I remember getting my own license.  We were very lucky to have a close family friend who offered to take me for driving practice regularly.  Do you think he knew that the worst teacher for children is their own parent when it comes to driving?  The child hates being told what they’re doing wrong, the parent is shitting themselves and seeing their life pass in front of their eyes at every intersection.  A recipe for disaster surely?  Maybe Father of a Man-Child can help them clock up the early kms, he’s less of a stress head than me.  I’ll take over when they’ve got some mileage under their belts and are more practiced.

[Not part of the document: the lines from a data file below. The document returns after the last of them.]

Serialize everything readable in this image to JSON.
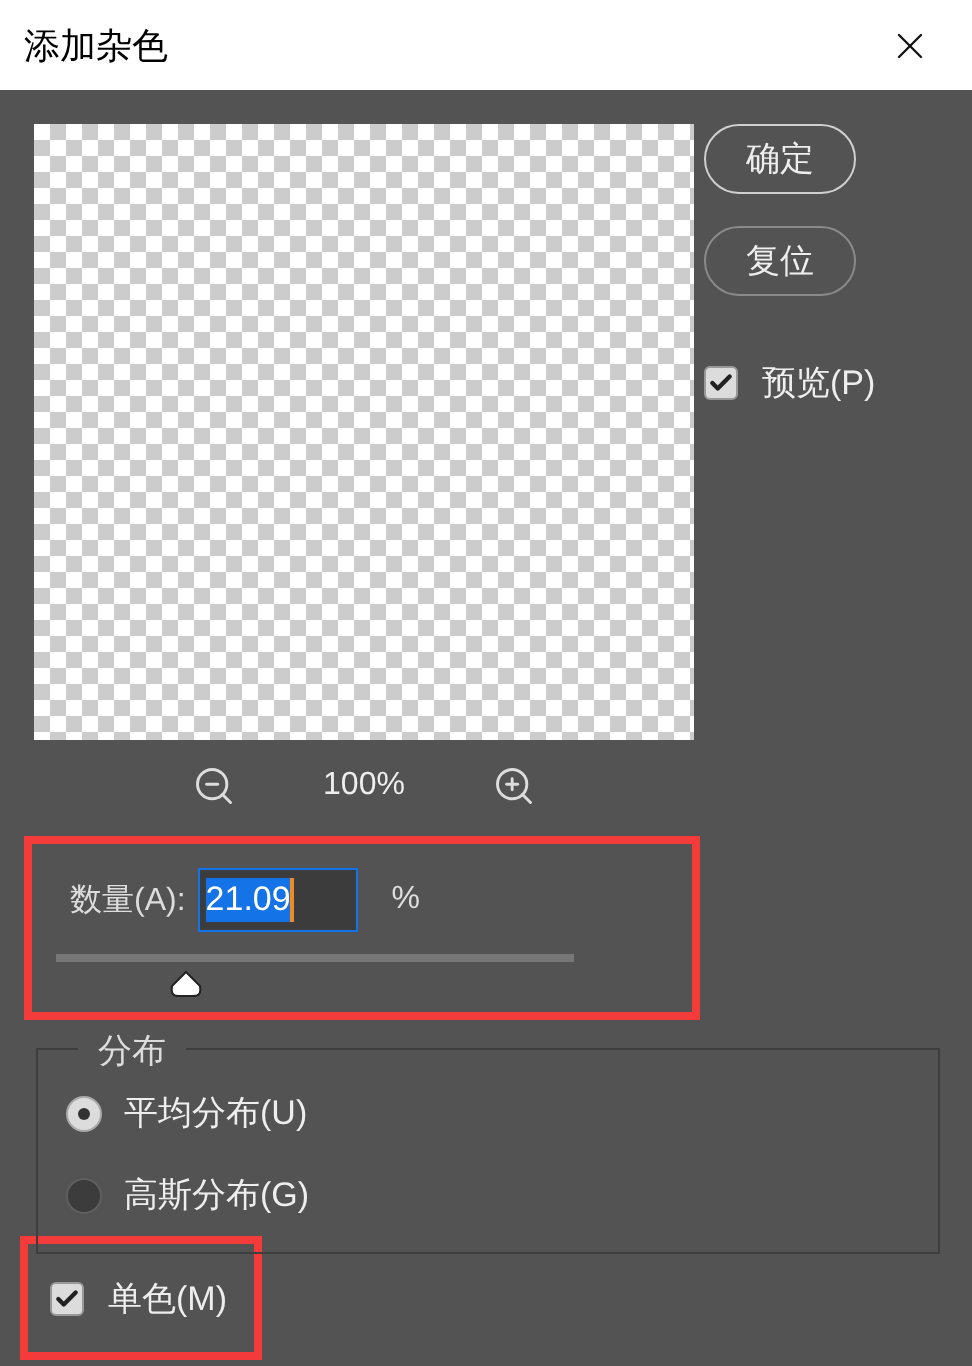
{
  "window": {
    "title": "添加杂色"
  },
  "buttons": [
    {
      "label": "确定",
      "default": true
    },
    {
      "label": "复位",
      "default": false
    }
  ],
  "preview_checkbox": {
    "label": "预览(P)",
    "checked": true
  },
  "zoom": {
    "reading": "100%"
  },
  "amount": {
    "label": "数量(A):",
    "value": "21.09",
    "value_selected": true,
    "unit": "%",
    "level": 0.25
  },
  "distribution": {
    "title": "分布",
    "options": [
      {
        "label": "平均分布(U)",
        "selected": true
      },
      {
        "label": "高斯分布(G)",
        "selected": false
      }
    ]
  },
  "monochromatic": {
    "label": "单色(M)",
    "checked": true
  }
}
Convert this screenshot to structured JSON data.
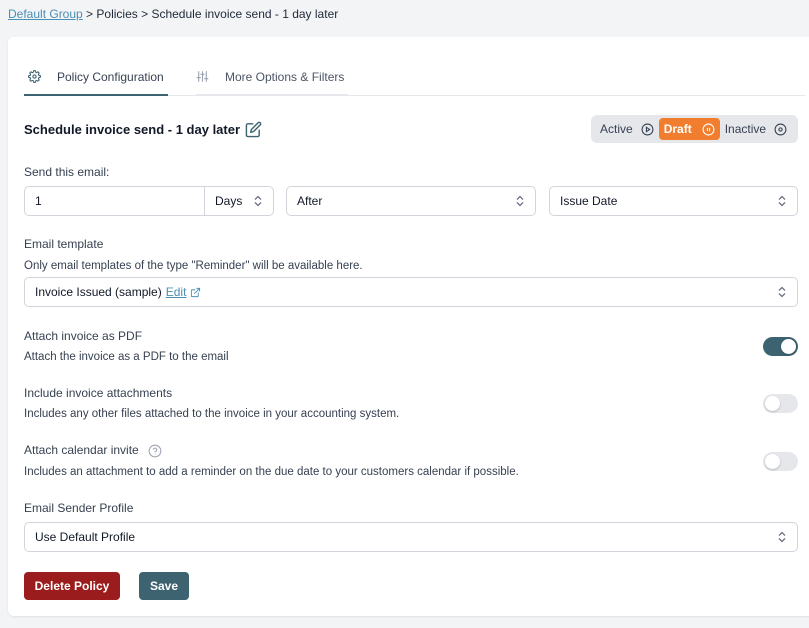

Of course, deep down I live in fear of the day they have their license at all (as you all should!).  I am a firm believer that testosterone loaded boys should not be allowed behind the wheel of any car until they are at least 21 years old.  The statistics show I’m right.  That’s not to say my boys won’t be careful, and thankfully the laws are now so stringent I think they are inclined to be much more cautious about drink driving etc, yet the numbers still show this group are over-represented in deaths on the road.  (Sorry I’ll get off my soapbox now).

I have always maintained that I will send my boys (and in time daughter) to one of those safe driver courses once they have their license – if they’re on the road, then at least equip them with all the skills you can.  Added insurance.

So time will tell whether or not we end up with a 3rd car in the driveway.  As Man-Child II pointed out quite matter-of-factly, eventually there’ll be five cars out the front Mum, so get over it.  Good lord, Sister of a Man-Child is only seven years old – does that mean they’ll be here for another 11 years?  Just as well we went up isn’t it?